Since only the total is wanted, give the number of lines in the listing below that hold the string "Create" and add nothing.

**** RECORDS

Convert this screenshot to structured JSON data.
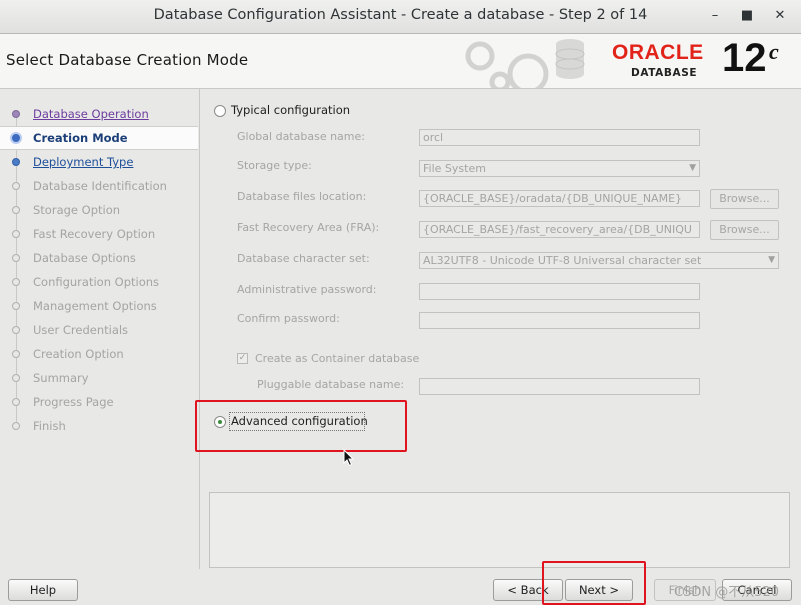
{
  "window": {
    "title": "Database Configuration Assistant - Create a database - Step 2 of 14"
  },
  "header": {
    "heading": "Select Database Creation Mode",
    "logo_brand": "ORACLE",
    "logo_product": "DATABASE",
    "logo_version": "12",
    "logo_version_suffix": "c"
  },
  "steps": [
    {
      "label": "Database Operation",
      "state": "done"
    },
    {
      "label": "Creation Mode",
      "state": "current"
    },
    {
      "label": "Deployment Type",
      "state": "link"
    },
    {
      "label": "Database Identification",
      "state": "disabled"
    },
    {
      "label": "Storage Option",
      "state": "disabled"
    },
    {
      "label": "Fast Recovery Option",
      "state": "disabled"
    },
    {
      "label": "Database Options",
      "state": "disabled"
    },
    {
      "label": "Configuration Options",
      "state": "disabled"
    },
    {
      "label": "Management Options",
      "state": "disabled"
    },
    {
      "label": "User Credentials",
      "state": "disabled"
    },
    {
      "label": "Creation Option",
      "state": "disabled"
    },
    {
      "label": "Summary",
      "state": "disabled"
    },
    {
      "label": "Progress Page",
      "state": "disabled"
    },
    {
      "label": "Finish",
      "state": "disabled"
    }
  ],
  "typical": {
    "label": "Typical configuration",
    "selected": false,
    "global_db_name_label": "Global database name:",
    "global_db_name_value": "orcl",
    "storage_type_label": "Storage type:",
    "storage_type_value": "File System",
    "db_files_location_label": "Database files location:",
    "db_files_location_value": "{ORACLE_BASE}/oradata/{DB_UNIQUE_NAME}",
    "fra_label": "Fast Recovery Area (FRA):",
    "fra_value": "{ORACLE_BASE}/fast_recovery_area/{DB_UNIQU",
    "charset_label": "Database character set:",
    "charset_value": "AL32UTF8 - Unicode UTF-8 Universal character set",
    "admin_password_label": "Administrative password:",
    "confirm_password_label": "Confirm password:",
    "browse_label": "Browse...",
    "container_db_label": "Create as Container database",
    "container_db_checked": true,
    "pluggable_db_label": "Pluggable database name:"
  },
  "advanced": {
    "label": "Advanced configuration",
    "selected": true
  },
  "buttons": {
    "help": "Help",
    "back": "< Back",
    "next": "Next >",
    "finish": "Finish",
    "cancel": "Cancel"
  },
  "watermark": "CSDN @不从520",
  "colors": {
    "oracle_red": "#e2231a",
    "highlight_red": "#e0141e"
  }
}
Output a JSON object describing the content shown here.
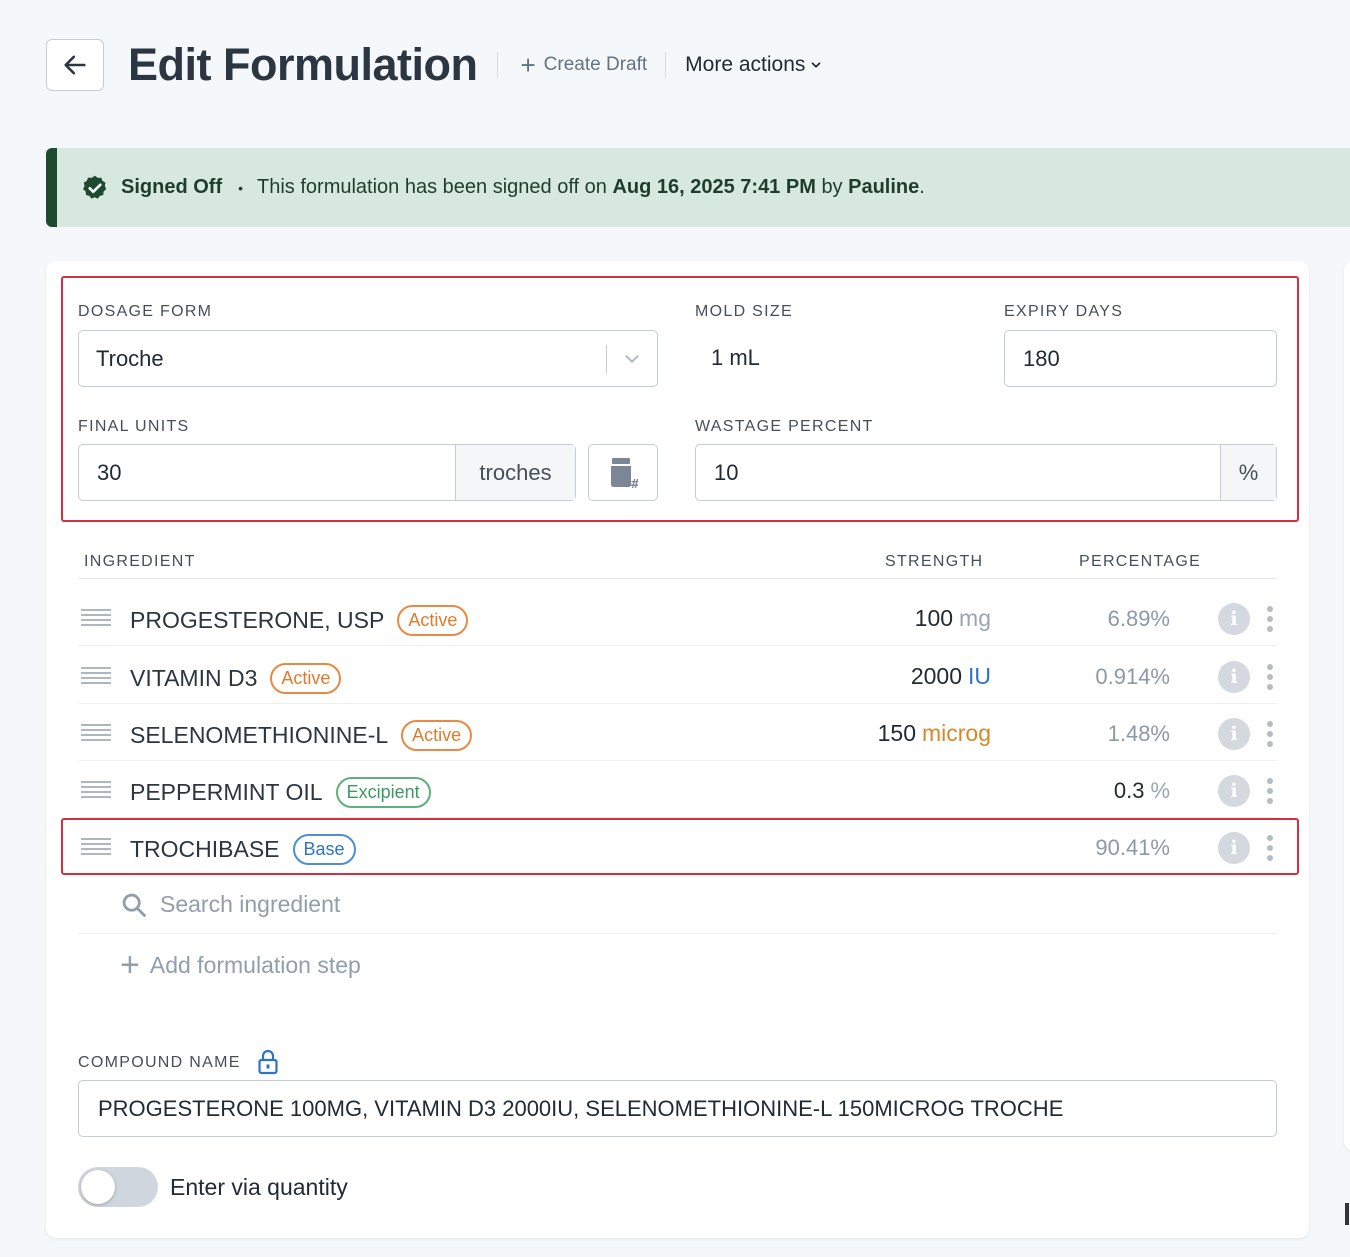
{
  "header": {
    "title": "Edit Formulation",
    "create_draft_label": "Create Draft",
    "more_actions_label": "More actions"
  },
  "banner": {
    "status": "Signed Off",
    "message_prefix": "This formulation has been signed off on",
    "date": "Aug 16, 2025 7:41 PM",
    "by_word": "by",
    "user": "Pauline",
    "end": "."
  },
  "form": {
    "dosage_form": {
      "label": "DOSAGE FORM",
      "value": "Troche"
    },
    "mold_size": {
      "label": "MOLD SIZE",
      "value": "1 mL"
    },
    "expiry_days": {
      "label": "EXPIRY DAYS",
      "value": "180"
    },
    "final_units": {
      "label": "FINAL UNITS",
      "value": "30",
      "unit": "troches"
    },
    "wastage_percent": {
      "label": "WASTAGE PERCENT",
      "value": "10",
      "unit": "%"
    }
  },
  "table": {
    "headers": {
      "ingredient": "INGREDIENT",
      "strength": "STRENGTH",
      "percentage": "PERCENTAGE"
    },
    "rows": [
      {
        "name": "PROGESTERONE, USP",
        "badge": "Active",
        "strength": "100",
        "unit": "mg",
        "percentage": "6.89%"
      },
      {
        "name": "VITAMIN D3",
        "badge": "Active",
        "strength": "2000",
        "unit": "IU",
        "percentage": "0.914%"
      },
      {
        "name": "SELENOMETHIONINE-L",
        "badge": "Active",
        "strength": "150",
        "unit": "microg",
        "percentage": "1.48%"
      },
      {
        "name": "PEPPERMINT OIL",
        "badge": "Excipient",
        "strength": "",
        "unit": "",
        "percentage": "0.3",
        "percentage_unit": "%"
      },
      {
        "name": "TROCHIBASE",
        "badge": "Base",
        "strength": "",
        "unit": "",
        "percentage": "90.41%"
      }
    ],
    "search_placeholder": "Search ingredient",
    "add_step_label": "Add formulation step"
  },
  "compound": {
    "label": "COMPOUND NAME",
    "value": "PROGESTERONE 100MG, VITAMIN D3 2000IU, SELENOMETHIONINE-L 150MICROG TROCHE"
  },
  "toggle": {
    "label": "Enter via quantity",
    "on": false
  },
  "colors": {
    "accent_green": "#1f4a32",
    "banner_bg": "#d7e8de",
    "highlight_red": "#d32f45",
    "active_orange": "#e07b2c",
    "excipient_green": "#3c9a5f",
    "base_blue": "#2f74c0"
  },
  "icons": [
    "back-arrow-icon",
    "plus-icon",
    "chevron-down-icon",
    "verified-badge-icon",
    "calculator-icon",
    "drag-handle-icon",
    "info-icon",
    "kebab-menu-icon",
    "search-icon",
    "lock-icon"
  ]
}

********

**EXERCISE RESULT:**
3